grand total of approximately one million face patches are used for training. ions are

No face Database

                Initially the no face database contains randomly generated patches. A
classifier is then trained using this no face database and the face database. A collection of
videos is prepared from clips of movies containing no faces and is used to bootstrap the
database by analyzing all frames in the videos. Every alse positive detection in any
frame will be added to the no face database. The no face database is expanded using this
bootstrap methodology. In final training, a total of approximately one million no face
patches are used after bootstrapping.

           The proposed face detector is evaluated on the CMU+MIT database which
contains 130 images with 507 frontal faces and the Bio ID database which has 1521
images showing 1522 upright faces. For the scanning procedure used here, the
CMU+MIT database has 77138600 patches to analyze and the BioID database
389252799 patches. Both these databases are commonly used for upright face
detection within the face detection community. The performance is presented with a
Receiver Operation Characteristic (ROC) curve for each database. With regard to the
scanning used here, the False Positive Rate (FPR) is 1.93 ∗ 10
−7 and the True Positive Rate (TPR) is 0.95 if the operation on both databases is
considered (77138600+389252799 patches analyzed).
             The proposed local SMQT features and the split up SNoW classifier
achieves the best presented BioID ROC curve and comparable
results with other works on the CMU+MIT database. An extensive
comparison to other works on these databases can be found.
              Note that the masking performed on each patch restricts detection of faces
located on the edge of images, since important information, such as the eyes, can be
masked away in those particular positions. This is typically the case with only few of the
images found in the BioID database, hence to achieve a detection rate of one requires a
large amount of false detections for those particular faces. The patches of size 32 ?32 also
restrict detection of smaller faces unless up scaling is performed. The up scaling could be
utilized on the CMU+MIT database, since it contains some faces that are of smaller size,
however it is not considered here for the purpose of fair comparison with other works.
Some of the faces were missed in the databases - a result which may have ensued due to
scanning issues such as masking or patch size.

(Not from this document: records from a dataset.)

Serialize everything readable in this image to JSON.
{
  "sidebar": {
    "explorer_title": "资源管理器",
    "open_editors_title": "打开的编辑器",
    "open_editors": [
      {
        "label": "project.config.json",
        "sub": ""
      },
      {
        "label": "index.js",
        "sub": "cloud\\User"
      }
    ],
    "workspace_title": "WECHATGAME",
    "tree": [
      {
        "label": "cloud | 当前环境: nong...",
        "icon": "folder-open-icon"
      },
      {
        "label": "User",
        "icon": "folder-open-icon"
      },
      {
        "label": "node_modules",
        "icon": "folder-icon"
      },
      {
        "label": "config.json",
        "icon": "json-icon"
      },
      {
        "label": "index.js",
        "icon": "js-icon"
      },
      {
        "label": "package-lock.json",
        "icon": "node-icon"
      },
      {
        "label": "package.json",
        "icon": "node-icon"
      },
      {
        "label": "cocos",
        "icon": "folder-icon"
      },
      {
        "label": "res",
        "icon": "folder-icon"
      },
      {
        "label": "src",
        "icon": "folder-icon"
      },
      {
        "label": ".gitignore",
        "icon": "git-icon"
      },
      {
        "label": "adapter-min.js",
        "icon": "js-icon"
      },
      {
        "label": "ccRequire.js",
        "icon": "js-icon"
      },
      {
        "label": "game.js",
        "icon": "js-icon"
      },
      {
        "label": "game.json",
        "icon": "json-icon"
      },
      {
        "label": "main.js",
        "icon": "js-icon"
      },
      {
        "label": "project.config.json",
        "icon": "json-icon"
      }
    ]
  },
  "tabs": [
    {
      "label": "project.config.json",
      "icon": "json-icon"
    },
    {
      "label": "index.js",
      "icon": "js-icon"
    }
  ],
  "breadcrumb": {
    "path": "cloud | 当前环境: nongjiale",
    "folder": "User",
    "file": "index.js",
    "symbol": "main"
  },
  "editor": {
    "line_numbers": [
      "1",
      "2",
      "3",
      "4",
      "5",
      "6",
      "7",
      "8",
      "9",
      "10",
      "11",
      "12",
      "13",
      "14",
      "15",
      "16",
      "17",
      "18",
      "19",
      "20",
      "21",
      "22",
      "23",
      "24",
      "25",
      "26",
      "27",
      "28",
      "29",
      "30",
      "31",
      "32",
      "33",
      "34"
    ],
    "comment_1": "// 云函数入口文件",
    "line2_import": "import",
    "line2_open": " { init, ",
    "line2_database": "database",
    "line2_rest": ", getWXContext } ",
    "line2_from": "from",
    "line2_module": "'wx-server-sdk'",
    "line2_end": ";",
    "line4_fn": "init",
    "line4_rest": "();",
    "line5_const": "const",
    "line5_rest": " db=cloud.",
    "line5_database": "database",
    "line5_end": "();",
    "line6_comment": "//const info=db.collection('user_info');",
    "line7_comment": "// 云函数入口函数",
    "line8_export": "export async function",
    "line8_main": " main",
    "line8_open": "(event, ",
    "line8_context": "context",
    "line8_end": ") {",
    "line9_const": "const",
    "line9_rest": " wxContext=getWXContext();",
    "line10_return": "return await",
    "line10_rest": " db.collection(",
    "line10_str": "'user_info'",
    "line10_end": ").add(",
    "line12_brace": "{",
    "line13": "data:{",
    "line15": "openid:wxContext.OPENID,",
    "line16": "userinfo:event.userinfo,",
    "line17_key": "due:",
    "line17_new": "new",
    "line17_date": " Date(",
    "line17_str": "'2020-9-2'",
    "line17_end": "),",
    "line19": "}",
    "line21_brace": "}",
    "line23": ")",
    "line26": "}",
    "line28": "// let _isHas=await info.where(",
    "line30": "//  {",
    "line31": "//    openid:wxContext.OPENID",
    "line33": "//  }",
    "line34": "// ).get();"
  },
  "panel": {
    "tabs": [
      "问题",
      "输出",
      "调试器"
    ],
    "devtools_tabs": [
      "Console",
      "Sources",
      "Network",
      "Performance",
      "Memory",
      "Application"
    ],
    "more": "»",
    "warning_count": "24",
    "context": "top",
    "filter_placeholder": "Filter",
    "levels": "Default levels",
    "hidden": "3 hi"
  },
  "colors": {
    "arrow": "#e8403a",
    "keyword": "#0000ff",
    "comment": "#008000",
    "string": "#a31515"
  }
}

               This paper has presented local SMQT features which can be used as feature
extraction for object detection. Properties for these features were presented. The features
were found to be able to cope with illumination and sensor variation in object detection.
Further, the split up SNoW was introduced to speed up the standard SNoW classifier. The
split up SNoW classifier requires only training of one classifier network, which can be
arbitrarily divided into several weaker classifiers in cascade. Each weak classifier uses
the result from previous weaker classifiers which makes it computationally efficient.
A face detection system using the local SMQT features and the split up SNoW classifier
was proposed. The face detector achieves the best published ROC curve for the Bio ID
database, and a ROC curve comparable with state-of-the-art published face detectors for
the CMU+MIT database.

[1] O. Lahdenoja, M. Laiho, and A. Paasio, “Reducing the feature vector length in local
binary pattern based face recognition,” in IEEE International Conference on Image
Processing (ICIP), September 2005, vol. 2, pp. 914–917.

[2] B. Froba and A. Ernst, “Face detection with the modified census transform,” in Sixth
IEEE International Conference on Automatic Face and Gesture Recognition, May 2004,
pp. 91–96.

[3] M. Nilsson, M. Dahl, and I. Claesson, “The successive mean quantization transform,”
in IEEE International Conference on Acoustics, Speech, and Signal Processing
(ICASSP), March 2005, vol. 4, pp. 429–432.

[4] M.-H. Yang, D. Kriegman, and N. Ahuja, “Detecting faces in images: A survey,”
IEEE Transactions on Pattern Analysis and Machine Intelligence (PAMI), vol. 24, no. 1,
pp. 34–58, 2002.

[5] E. Hjelmas and B. K. Low, “Face detection: A survey,” Computer
Vision and Image Understanding, vol. 3, no. 3, pp. 236–
274, 2001.

To top